With its fast-paced nature and constant platform updates, it can be difficult to know what's current in the world of social media marketing. We're always pushing the boundaries to stay ahead of the curve here at Fluid and with 2019 already kicking off with some big platform changes – we thought we'd share some of our trend predictions for the upcoming year.
Dead scrolling, bad Facebook PR, the exodus of teens and a variety of other issues may see the news feed slowly becoming a thing of the past this year. Instagram has already hit 400m daily story uploads and it's clear that all platforms (including the Ultimate Guitar Tab app) see stories as the future of social content. With the majority of social traffic coming from mobile, it makes sense to focus on this visually rich type of content and with many seeing the traditional news feed as a contributor to mental health issues – we're betting on stories continuing to dominate and even take over as the primary feed for many of the platforms this year.

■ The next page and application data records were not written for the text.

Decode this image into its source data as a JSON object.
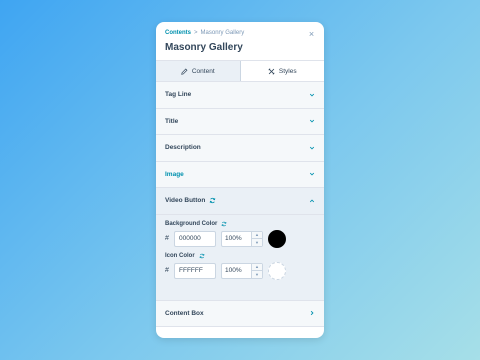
{
  "header": {
    "breadcrumb_parent": "Contents",
    "breadcrumb_sep": ">",
    "breadcrumb_current": "Masonry Gallery",
    "title": "Masonry Gallery",
    "close_icon": "×"
  },
  "tabs": [
    {
      "label": "Content",
      "icon": "pencil-icon",
      "active": false
    },
    {
      "label": "Styles",
      "icon": "styles-icon",
      "active": true
    }
  ],
  "sections": [
    {
      "label": "Tag Line"
    },
    {
      "label": "Title"
    },
    {
      "label": "Description"
    },
    {
      "label": "Image"
    },
    {
      "label": "Video Button"
    },
    {
      "label": "Content Box"
    }
  ],
  "video_button": {
    "background_color": {
      "label": "Background Color",
      "hash": "#",
      "hex": "000000",
      "opacity": "100%",
      "swatch": "#000000"
    },
    "icon_color": {
      "label": "Icon Color",
      "hash": "#",
      "hex": "FFFFFF",
      "opacity": "100%",
      "swatch": "#FFFFFF"
    }
  },
  "colors": {
    "accent": "#0091ae",
    "text": "#33475b",
    "muted": "#7c98b6"
  }
}
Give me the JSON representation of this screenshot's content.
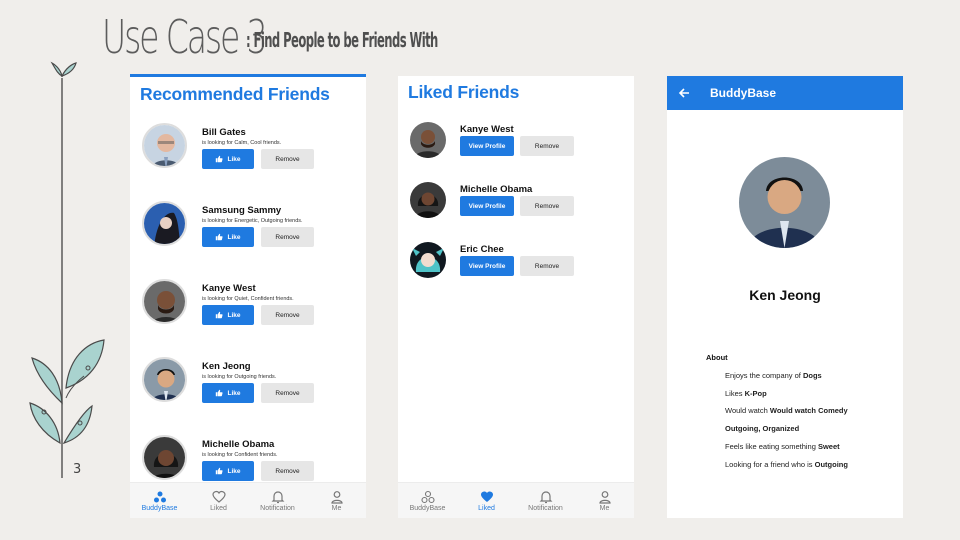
{
  "slide": {
    "title_main": "Use Case 3",
    "title_sub": ": Find People to be Friends With",
    "page_number": "3"
  },
  "screen1": {
    "heading": "Recommended Friends",
    "like_label": "Like",
    "remove_label": "Remove",
    "cards": [
      {
        "name": "Bill Gates",
        "desc": "is looking for Calm, Cool friends."
      },
      {
        "name": "Samsung Sammy",
        "desc": "is looking for Energetic, Outgoing friends."
      },
      {
        "name": "Kanye West",
        "desc": "is looking for Quiet, Confident friends."
      },
      {
        "name": "Ken Jeong",
        "desc": "is looking for Outgoing friends."
      },
      {
        "name": "Michelle Obama",
        "desc": "is looking for Confident friends."
      }
    ],
    "nav": [
      "BuddyBase",
      "Liked",
      "Notification",
      "Me"
    ],
    "active_nav": "BuddyBase"
  },
  "screen2": {
    "heading": "Liked Friends",
    "view_label": "View Profile",
    "remove_label": "Remove",
    "cards": [
      {
        "name": "Kanye West"
      },
      {
        "name": "Michelle Obama"
      },
      {
        "name": "Eric Chee"
      }
    ],
    "nav": [
      "BuddyBase",
      "Liked",
      "Notification",
      "Me"
    ],
    "active_nav": "Liked"
  },
  "screen3": {
    "appbar_title": "BuddyBase",
    "profile_name": "Ken Jeong",
    "about_label": "About",
    "about": {
      "company_prefix": "Enjoys the company of ",
      "company_value": "Dogs",
      "likes_prefix": "Likes ",
      "likes_value": "K-Pop",
      "watch_prefix": "Would watch ",
      "watch_value": "Would watch Comedy",
      "traits": "Outgoing, Organized",
      "food_prefix": "Feels like eating something ",
      "food_value": "Sweet",
      "looking_prefix": "Looking for a friend who is ",
      "looking_value": "Outgoing"
    }
  },
  "colors": {
    "accent": "#1f7ae0",
    "background": "#f0eeeb",
    "leaf": "#a9d3cf",
    "button_gray": "#e6e6e6"
  },
  "icons": [
    "thumbs-up-icon",
    "buddybase-icon",
    "heart-icon",
    "bell-icon",
    "person-icon",
    "back-arrow-icon"
  ]
}
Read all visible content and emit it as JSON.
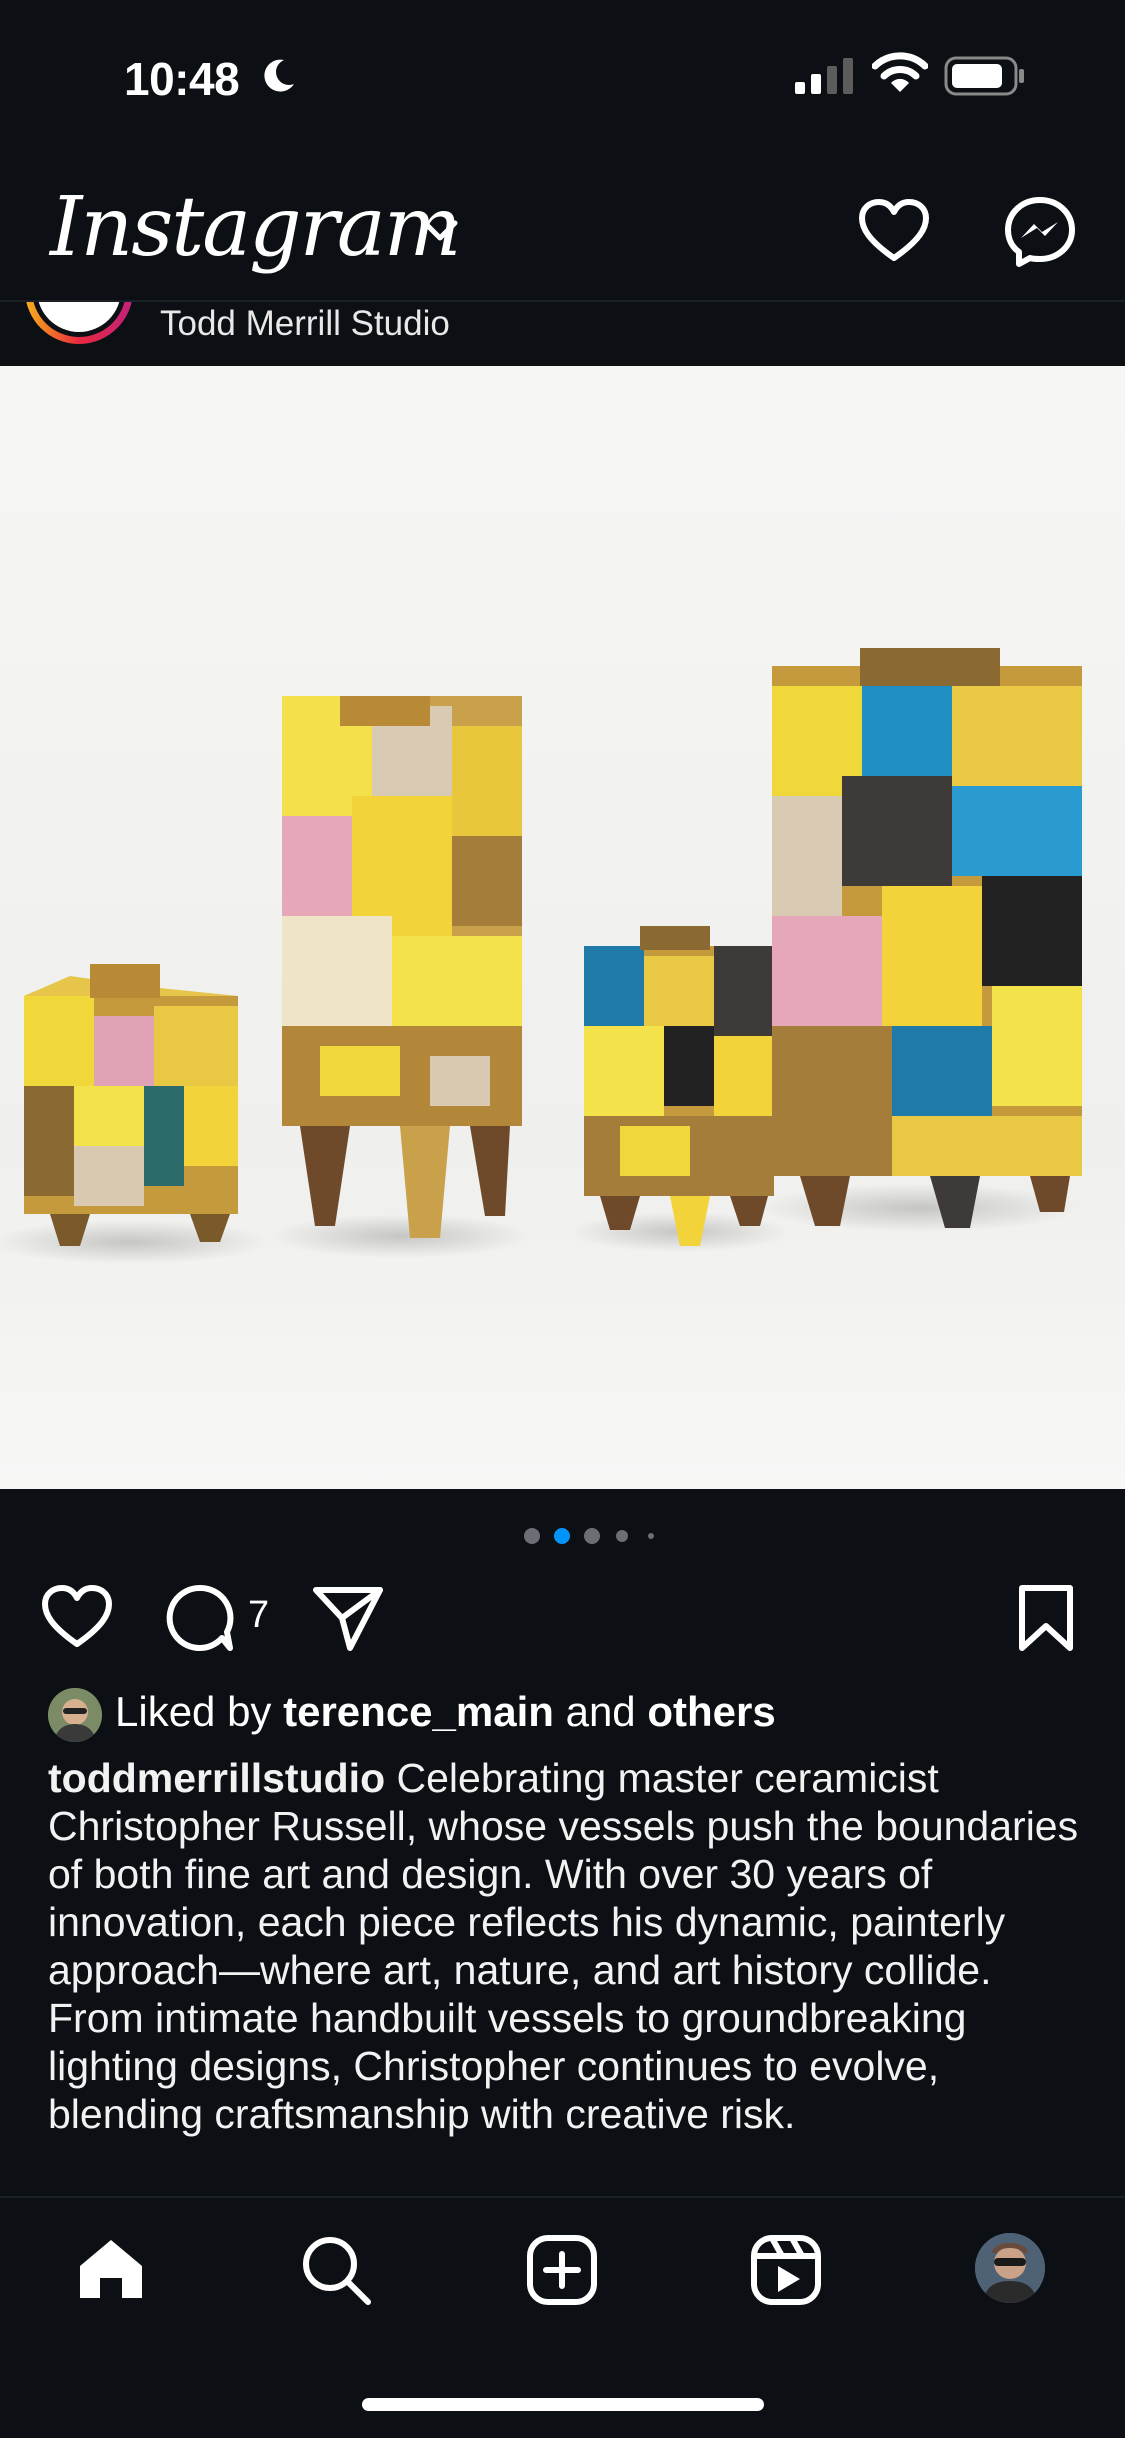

Have you heard of TikTok? How about Music.ly? The latter was an instant hit with teens and tweens everywhere and in 2017 the Chinese internet giant Bytedance bought the platform and merged it with TikTok, which it already owned. The app is similar to Vine and centres around short funny videos uploaded by users – the platform amassed a huge 3.8m first-time downloads in October (U.S.) alone last year and continues to grow.
For advertisers looking to reach the elusive younger audience that has fled Facebook, TikTok could be extremely lucrative and a leaked pitch deck obtained by Digiday shows that the platform is looking to launch ads to the European market, including Snapchat style 2D and 3D AR Lenses.
AR (Augmented Reality) or VR (Virtual Reality) – two buzzwords that have been banded around in recent years as the next great leap in content creation. Neither have yet exploded but we feel like it's getting close for AR, more so than VR which still feels overpriced and out of reach for most with high production costs.
Snapchat started the AR trend with its lenses and Instagram have continued to replicate the feature in collaboration with Facebook with new Instagram filters coming all the time.
With all major smartphone providers now supporting some form of AR and an increased move towards social-first shopping, the next logical step is for users to be able to try products in AR before purchasing – all potentially within an app like Facebook or Instagram.
Further to the above push to stories for social platforms in general, it seems like Facebook is continuing to put an emphasis on Groups – the digital marketing team here at Fluid get value from Groups on Facebook and find the experience feels much more like a community than the feed does.
With this rise has come some new and exciting features for Groups such as Mentorship which allows users to become mentors and help other users on specific topics related to the group. It's much easier to build a group of moderators in Groups now and also attach badges to users that contribute the most or are often seen helping others.
We're always looking to develop our clients' Facebook presence with Groups and the platform certainly lends itself well to b2c-focused brands where not only can users build a community of evangelists for your brand – they can provide a rich source of valuable user-generated content.
Not to end on a downer, but it's one worth keeping in mind: regulation is coming for social media. The days of Zuck's strategy of "move fast and break things" has been met with way too many PR headaches and data breaches in the past 12–18 months to continue and it's looking more likely that governments, regulatory bodies or both will soon step in to curb the freedom that social platforms have.
The Digital, Culture, Media and Sport Committee have already made a push in this direction with the release of their ‘fake news’ and disinformation report labelling Facebook a ‘digital gangster’ and calling for rapid change!
As brands and advertisers using the platform, this might not be a bad thing and if GDPR is an example of how it might play out – we expect a lot of loud voices, followed by no real issues and a much more trusted industry with a fall in bad-players that often give social media marketing a bad name, so we say bring it on!
If you'd like to discuss social media marketing for your company; whether it's for one-off campaigns, ongoing community manage mentor strategic paid advertising – get in touch today!